Because, clearly, I don’t know how to pace myself. I generally find it to be a bad idea to hit more than two museums in a day, especially if they’re big ones (fortunately the Hunterian was pretty small). I remember once Pinguina and I decided to the Uffizi and one other museum in the same day (which I barely remember, because I slept through it – maybe The Accademia?) and it was a bad, bad idea.
Consequently, you will have to forgive me if my coverage of the Hunterian Art Gallery and the Mackintosh house is spotty at best.
Located on the grounds of the University of Glasgow (which means that gorgeous college kids from all around Europe and even the U.S. are milling about) the Hunterian Gallery has blissfully free admission (and we all know how I feel about that). I wasn’t expecting much, owing to the size of the place, so when I wandered in and found room after room after room of Whistler’s work, I was floored. The collection is solid. No pics of the inside, of course, but the exterior is cool in an industrial sort of way.
At the back of the Hunterian is a sculpture garden. I’m lukewarm on sculpture gardens. On the one hand, you can’t kill them as you can a regular garden. On the other, they are kind of creepy and occasionally rusty. They truly are the zombies of gardens.
I didn’t actually walk through the entire thing because, as I mentioned, I was tired and feeling grumpy. I’m rotten, I know. I bet Rick Steves never quit on something halfway through because he was a sleepyhead. Then again, I refuse to wear pleated chinos. So we’ve both got our virtues.
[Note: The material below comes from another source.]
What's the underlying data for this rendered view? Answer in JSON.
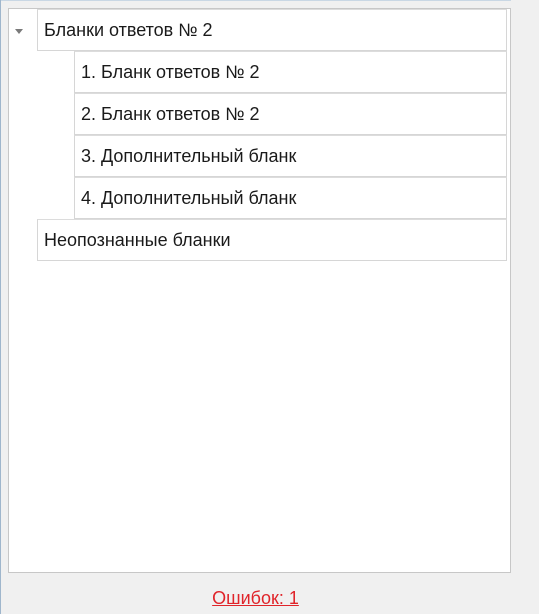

After the Hunterian, I actually paid an admission fee (I know, I know – but it was only 2 pounds, which is about $12. So not a huge deal, right?) to get in to see the Mackintosh House. While I am going to get this woefully wrong, my understanding is that Charles Rennie Mackintosh was an incredibly influential and prolific architect and artist in Glasgow in the late 1800s/ early 1900s. He designed numerous buildings (many of which can be seen on the Glasgow City Bus Tour) and sometime in the 1960s, his Glasgow home was meticulously recreated on the grounds of the university.
While not a huge fan of architecture or interior design (most people who see our apartment ask if we’ve just moved in, even if we’re been there for years) I was pretty floored by the Mackintosh house. Not to sound as though I have any idea what I am talking about, the place looks as though Mucha and Juan Miro were suddenly the head designers behind IKEA. It’s all incredibly trendy and modern, which is shocking when you consider that it was put together well over a hundred years ago. You can see the origins of so many familiar designs – I’m pretty sure I spotted my dining room chair’s great-great grandfather. If that sort of thing at all interests you, I suggest making a stop.
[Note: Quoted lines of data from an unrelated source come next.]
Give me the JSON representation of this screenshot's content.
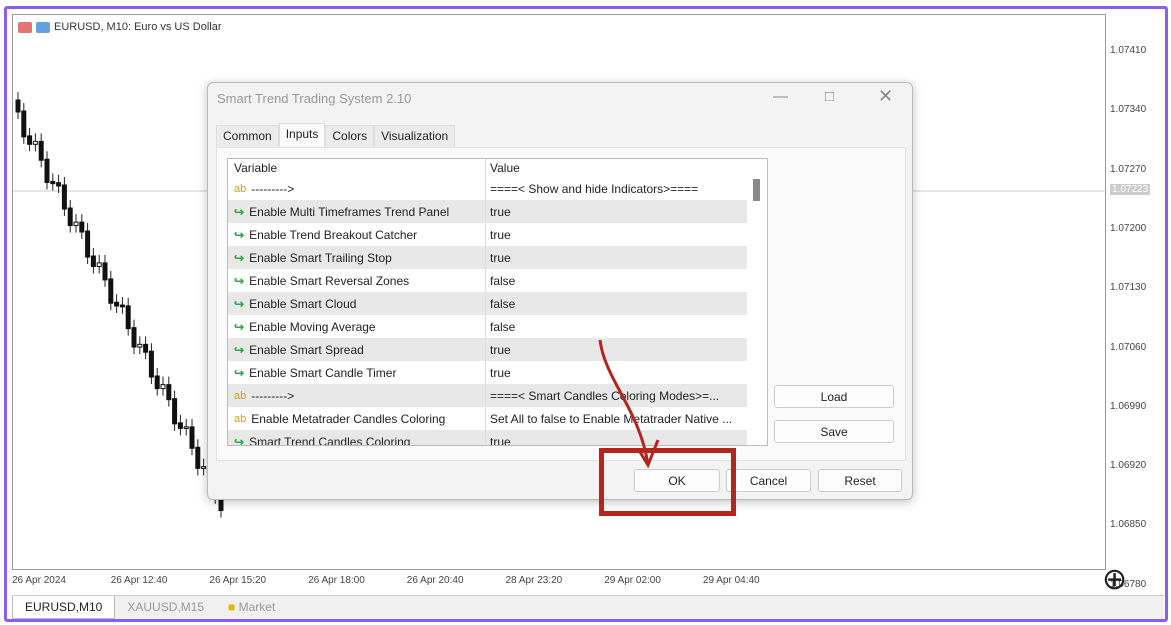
{
  "chart": {
    "symbol_title": "EURUSD, M10:  Euro vs US Dollar",
    "prices": [
      "1.07410",
      "1.07340",
      "1.07270",
      "1.07200",
      "1.07130",
      "1.07060",
      "1.06990",
      "1.06920",
      "1.06850",
      "1.06780"
    ],
    "current_price": "1.07223",
    "times": [
      "26 Apr 2024",
      "26 Apr 12:40",
      "26 Apr 15:20",
      "26 Apr 18:00",
      "26 Apr 20:40",
      "28 Apr 23:20",
      "29 Apr 02:00",
      "29 Apr 04:40"
    ]
  },
  "bottom_tabs": [
    "EURUSD,M10",
    "XAUUSD,M15",
    "Market"
  ],
  "dialog": {
    "title": "Smart Trend Trading System 2.10",
    "tabs": [
      "Common",
      "Inputs",
      "Colors",
      "Visualization"
    ],
    "columns": [
      "Variable",
      "Value"
    ],
    "rows": [
      {
        "icon": "ab",
        "variable": "--------->",
        "value": "====< Show and hide Indicators>===="
      },
      {
        "icon": "arrow",
        "variable": "Enable Multi Timeframes Trend Panel",
        "value": "true"
      },
      {
        "icon": "arrow",
        "variable": "Enable Trend Breakout Catcher",
        "value": "true"
      },
      {
        "icon": "arrow",
        "variable": "Enable Smart Trailing Stop",
        "value": "true"
      },
      {
        "icon": "arrow",
        "variable": "Enable Smart Reversal Zones",
        "value": "false"
      },
      {
        "icon": "arrow",
        "variable": "Enable Smart Cloud",
        "value": "false"
      },
      {
        "icon": "arrow",
        "variable": "Enable Moving Average",
        "value": "false"
      },
      {
        "icon": "arrow",
        "variable": "Enable Smart Spread",
        "value": "true"
      },
      {
        "icon": "arrow",
        "variable": "Enable Smart Candle Timer",
        "value": "true"
      },
      {
        "icon": "ab",
        "variable": "--------->",
        "value": "====< Smart Candles Coloring Modes>=..."
      },
      {
        "icon": "ab",
        "variable": "Enable Metatrader Candles Coloring",
        "value": "Set All to false to Enable Metatrader Native ..."
      },
      {
        "icon": "arrow",
        "variable": "Smart Trend Candles Coloring",
        "value": "true"
      }
    ],
    "load": "Load",
    "save": "Save",
    "ok": "OK",
    "cancel": "Cancel",
    "reset": "Reset"
  },
  "annotation_color": "#b3261e"
}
After visiting the Gallery and the Mackintosh house, I roamed around the university a bit, though I saw very little of it in total. I was shocked by how many American students I had encountered. I’d never even considered doing a semester abroad in college, and the idea that you can do so in an English-speaking country? Kind of a sweet deal. Lazy, but nevertheless sweet.
All in all, I was glad I stopped, but had some regrets that I didn’t visit the Transport Museum instead. Apparently it’s amazing. Since I doubt I’d do the Hunterian or Mackintosh house again (they weren’t bad, but once is definitely enough) I may have to put it on my list for next time.